By far the most frequent building in heraldry is the tower, a tapering cylinder of masonry topped with battlements, usually having a door and a few windows. The canting arms of the Kingdom of Castile are Gules, a tower triple-turreted Or (i.e. three small towers standing atop a larger one). A castle is generally shown as two towers joined by a wall, the doorway often shown secured by a portcullis. The portcullis was used as a canting badge by the House of Tudor ("two-doors"), and has since come to represent the British Parliament. The modern chess-rook would be indistinguishable from a tower; the heraldic chess rook, based on the medieval form of the piece, instead of battlements, has two outward-splayed "horns". Civic and ecclesiastical armory sometimes shows a church or a whole town, and cities, towns and Scots burghs often bear a mural crown (a crown in the form of a wall with battlements or turrets) in place of a crown over the shield. Ships of various types often appear; the most frequent being the ancient galley often called, from the Gaelic, a lymphad. Also frequent are anchors and oars.

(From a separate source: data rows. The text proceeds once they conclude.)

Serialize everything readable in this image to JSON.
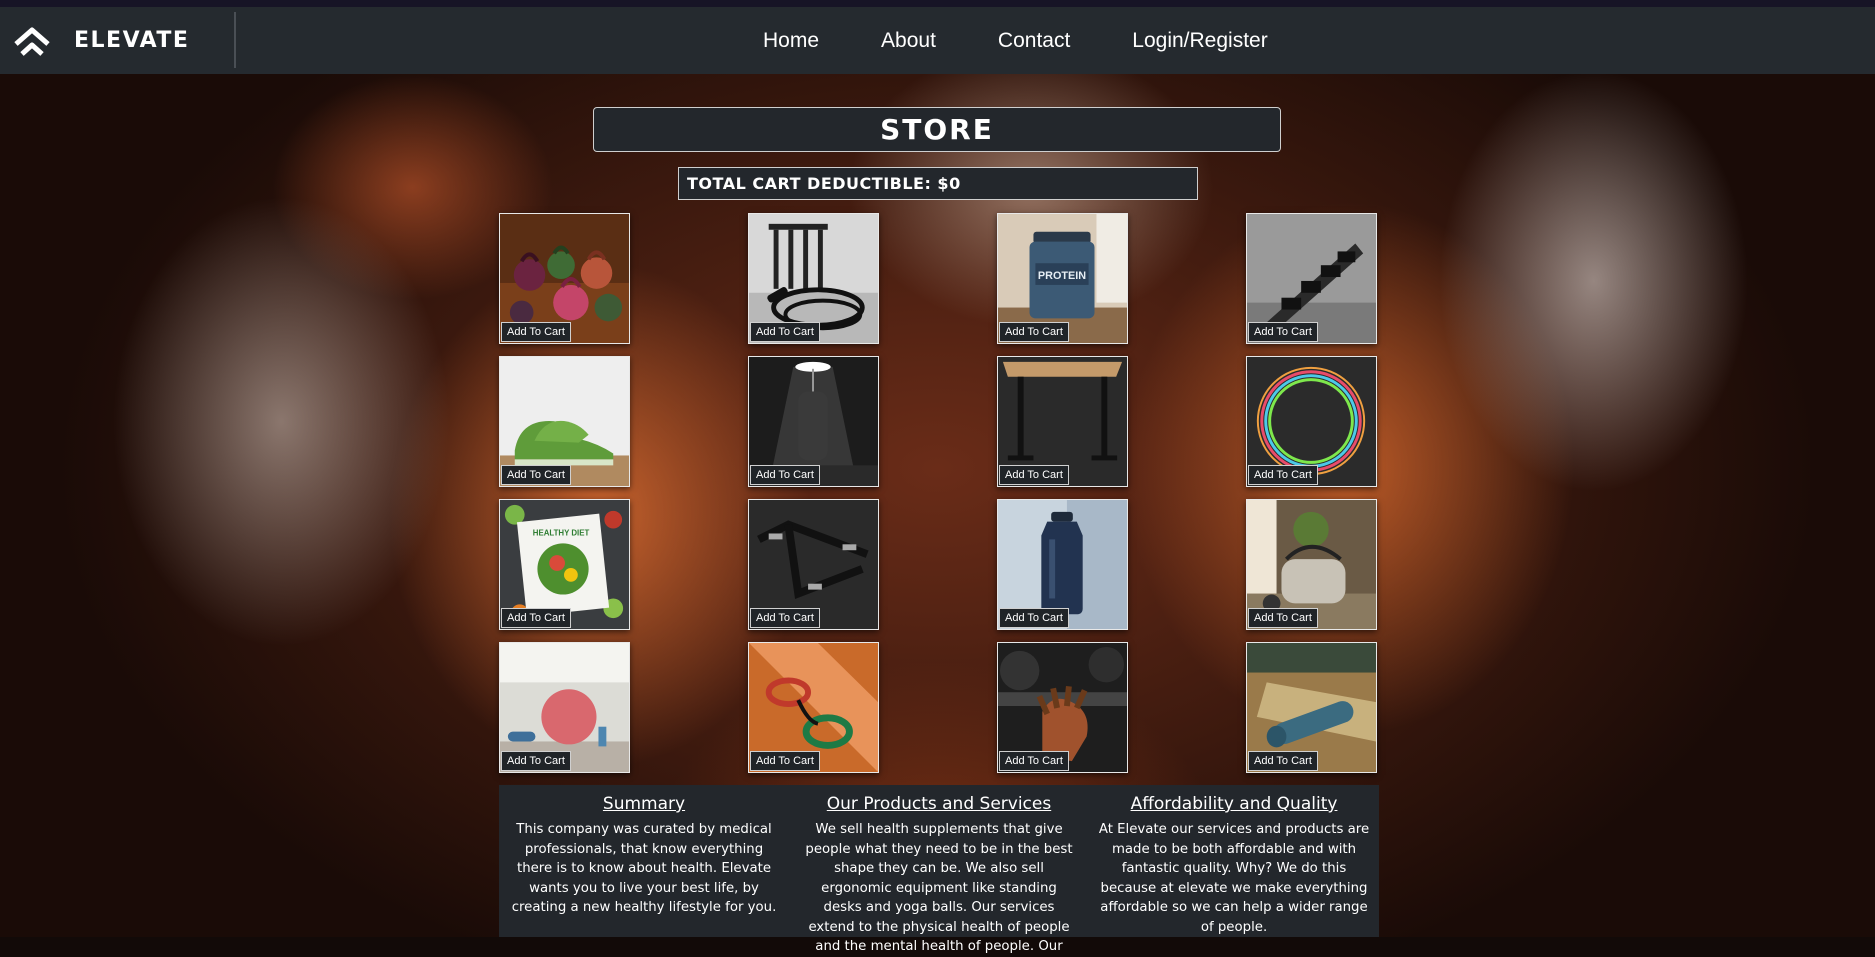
{
  "nav": {
    "brand": "ELEVATE",
    "links": [
      "Home",
      "About",
      "Contact",
      "Login/Register"
    ]
  },
  "store": {
    "title": "STORE",
    "cart_total": "TOTAL CART DEDUCTIBLE: $0",
    "add_label": "Add To Cart",
    "products": [
      {
        "icon": "kettlebells-icon"
      },
      {
        "icon": "jump-rope-icon"
      },
      {
        "icon": "protein-tub-icon"
      },
      {
        "icon": "dumbbell-rack-icon"
      },
      {
        "icon": "sneakers-icon"
      },
      {
        "icon": "punching-bag-icon"
      },
      {
        "icon": "standing-desk-icon"
      },
      {
        "icon": "hula-hoops-icon"
      },
      {
        "icon": "diet-book-icon"
      },
      {
        "icon": "pullup-bar-icon"
      },
      {
        "icon": "water-bottle-icon"
      },
      {
        "icon": "gym-bag-icon"
      },
      {
        "icon": "yoga-ball-icon"
      },
      {
        "icon": "resistance-bands-icon"
      },
      {
        "icon": "gym-gloves-icon"
      },
      {
        "icon": "yoga-mat-icon"
      }
    ]
  },
  "protein_label": "PROTEIN",
  "diet_label": "HEALTHY DIET",
  "footer": {
    "summary_title": "Summary",
    "summary_text": "This company was curated by medical professionals, that know everything there is to know about health. Elevate wants you to live your best life, by creating a new healthy lifestyle for you.",
    "products_title": "Our Products and Services",
    "products_text": "We sell health supplements that give people what they need to be in the best shape they can be. We also sell ergonomic equipment like standing desks and yoga balls. Our services extend to the physical health of people and the mental health of people. Our",
    "quality_title": "Affordability and Quality",
    "quality_text": "At Elevate our services and products are made to be both affordable and with fantastic quality. Why? We do this because at elevate we make everything affordable so we can help a wider range of people."
  }
}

The maunch is a 12th-century lady's sleeve style. Its use in heraldry arose from the custom of the knights who attended tournaments wearing their ladies sleeves, as "gages d'amour" (tokens of love). This fashion of sleeve would later evolve into Tippet-style stoles. In French blazon this charge is sometimes informally referred to as manche mal taillée (a sleeve badly cut).

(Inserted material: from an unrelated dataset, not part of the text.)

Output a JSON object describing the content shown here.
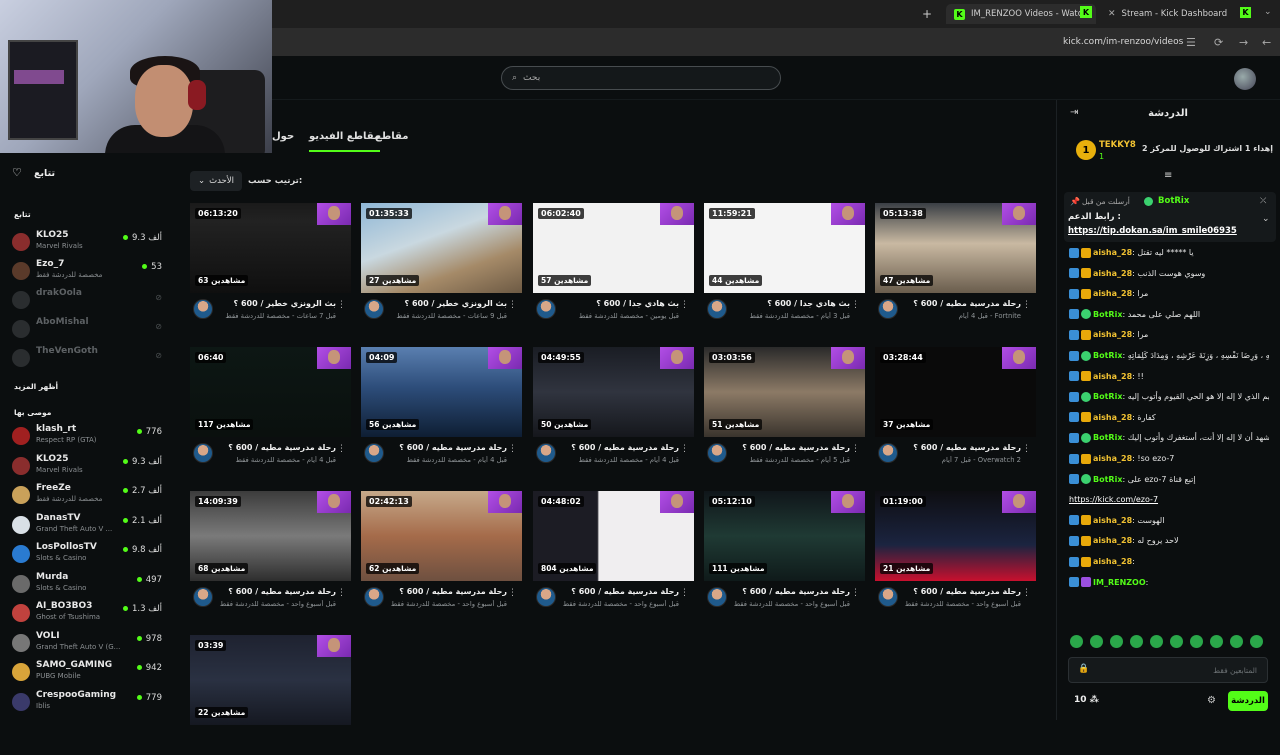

Crowns and coronets of various kinds are constantly seen. The ecclesiastical hat and bishop's mitre are nearly ubiquitous in ecclesiastical heraldry. The sword is sometimes a symbol of authority, as in the royal arms of the Netherlands, but may also allude to Saint Paul, as the patron of a town (e.g. London) or dedicatee of a church. Sometimes it is shown with a key, owing to the fact that Saints Peter and Paul are paired together. Other weapons occur more often in modern than in earlier heraldry. The mace also appears as a weapon, the war mace, in addition to its appearance as a symbol of authority, plain mace. The globus cruciger, also variously called an orb, a royal orb, or a mound (from French monde, Latin mundus, the world) is a ball or globe surmounted by a cross, which is part of the regalia of an emperor or king, and is the emblem of sovereign authority and majesty.

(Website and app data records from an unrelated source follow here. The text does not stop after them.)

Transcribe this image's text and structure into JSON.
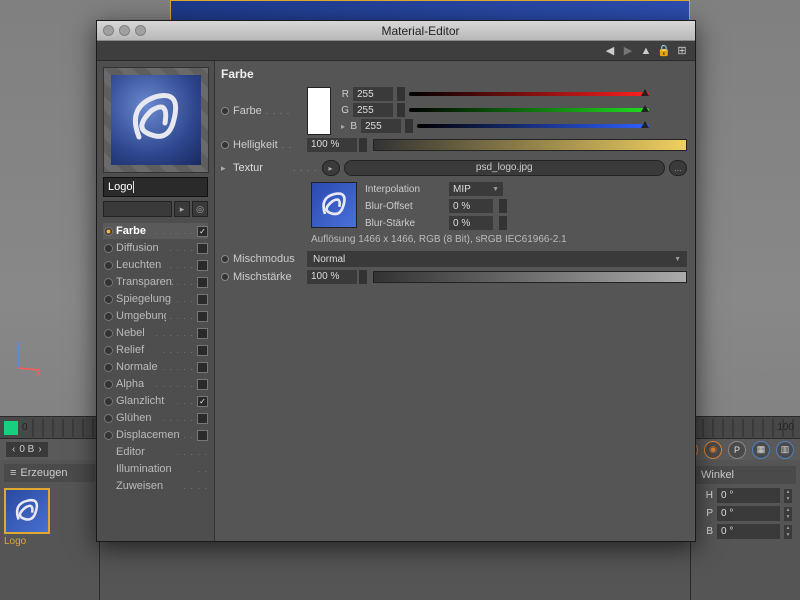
{
  "window": {
    "title": "Material-Editor",
    "material_name": "Logo"
  },
  "section_title": "Farbe",
  "color": {
    "label": "Farbe",
    "r_label": "R",
    "r": "255",
    "g_label": "G",
    "g": "255",
    "b_label": "B",
    "b": "255"
  },
  "brightness": {
    "label": "Helligkeit",
    "value": "100 %"
  },
  "texture": {
    "label": "Textur",
    "file": "psd_logo.jpg",
    "interpolation_label": "Interpolation",
    "interpolation": "MIP",
    "blur_offset_label": "Blur-Offset",
    "blur_offset": "0 %",
    "blur_strength_label": "Blur-Stärke",
    "blur_strength": "0 %",
    "resolution": "Auflösung 1466 x 1466, RGB (8 Bit), sRGB IEC61966-2.1"
  },
  "mix": {
    "mode_label": "Mischmodus",
    "mode": "Normal",
    "strength_label": "Mischstärke",
    "strength": "100 %"
  },
  "channels": [
    {
      "label": "Farbe",
      "checked": true,
      "selected": true,
      "hasBox": true
    },
    {
      "label": "Diffusion",
      "checked": false,
      "selected": false,
      "hasBox": true
    },
    {
      "label": "Leuchten",
      "checked": false,
      "selected": false,
      "hasBox": true
    },
    {
      "label": "Transparenz",
      "checked": false,
      "selected": false,
      "hasBox": true
    },
    {
      "label": "Spiegelung",
      "checked": false,
      "selected": false,
      "hasBox": true
    },
    {
      "label": "Umgebung",
      "checked": false,
      "selected": false,
      "hasBox": true
    },
    {
      "label": "Nebel",
      "checked": false,
      "selected": false,
      "hasBox": true
    },
    {
      "label": "Relief",
      "checked": false,
      "selected": false,
      "hasBox": true
    },
    {
      "label": "Normale",
      "checked": false,
      "selected": false,
      "hasBox": true
    },
    {
      "label": "Alpha",
      "checked": false,
      "selected": false,
      "hasBox": true
    },
    {
      "label": "Glanzlicht",
      "checked": true,
      "selected": false,
      "hasBox": true
    },
    {
      "label": "Glühen",
      "checked": false,
      "selected": false,
      "hasBox": true
    },
    {
      "label": "Displacement",
      "checked": false,
      "selected": false,
      "hasBox": true
    },
    {
      "label": "Editor",
      "checked": false,
      "selected": false,
      "hasBox": false,
      "nobullet": true
    },
    {
      "label": "Illumination",
      "checked": false,
      "selected": false,
      "hasBox": false,
      "nobullet": true
    },
    {
      "label": "Zuweisen",
      "checked": false,
      "selected": false,
      "hasBox": false,
      "nobullet": true
    }
  ],
  "timeline": {
    "start": "0",
    "end": "100",
    "field": "0 B",
    "field2": "0 B"
  },
  "materials_tab": "Erzeugen",
  "material_thumb_label": "Logo",
  "rotation": {
    "title": "Winkel",
    "h_label": "H",
    "h": "0 °",
    "p_label": "P",
    "p": "0 °",
    "b_label": "B",
    "b": "0 °"
  },
  "axis": {
    "x": "x",
    "z": "z"
  }
}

Books constantly occur, most frequently in the arms of colleges and universities, though the Gospel and Bible are sometimes distinguished. Books if open may be inscribed with words. Words and phrases are otherwise rare, except in Spanish and Portuguese armory. Letters of the various alphabets are also relatively rare. Arms of merchants in Poland and eastern Germany are often based on house marks, abstract symbols resembling runes, though they are almost never blazoned as runes, but as combinations of other heraldic charges. Musical instruments commonly seen are the harp (as in the coat of arms of Ireland), bell and trumpet. The drum, almost without exception, is of the field drum type. Since musical notation is a comparatively recent invention, it is not found in early heraldry, though it does appear in 20th century heraldry.
Vilené: se dit un animal qui a la marque du sexe d'un autre émail que le corps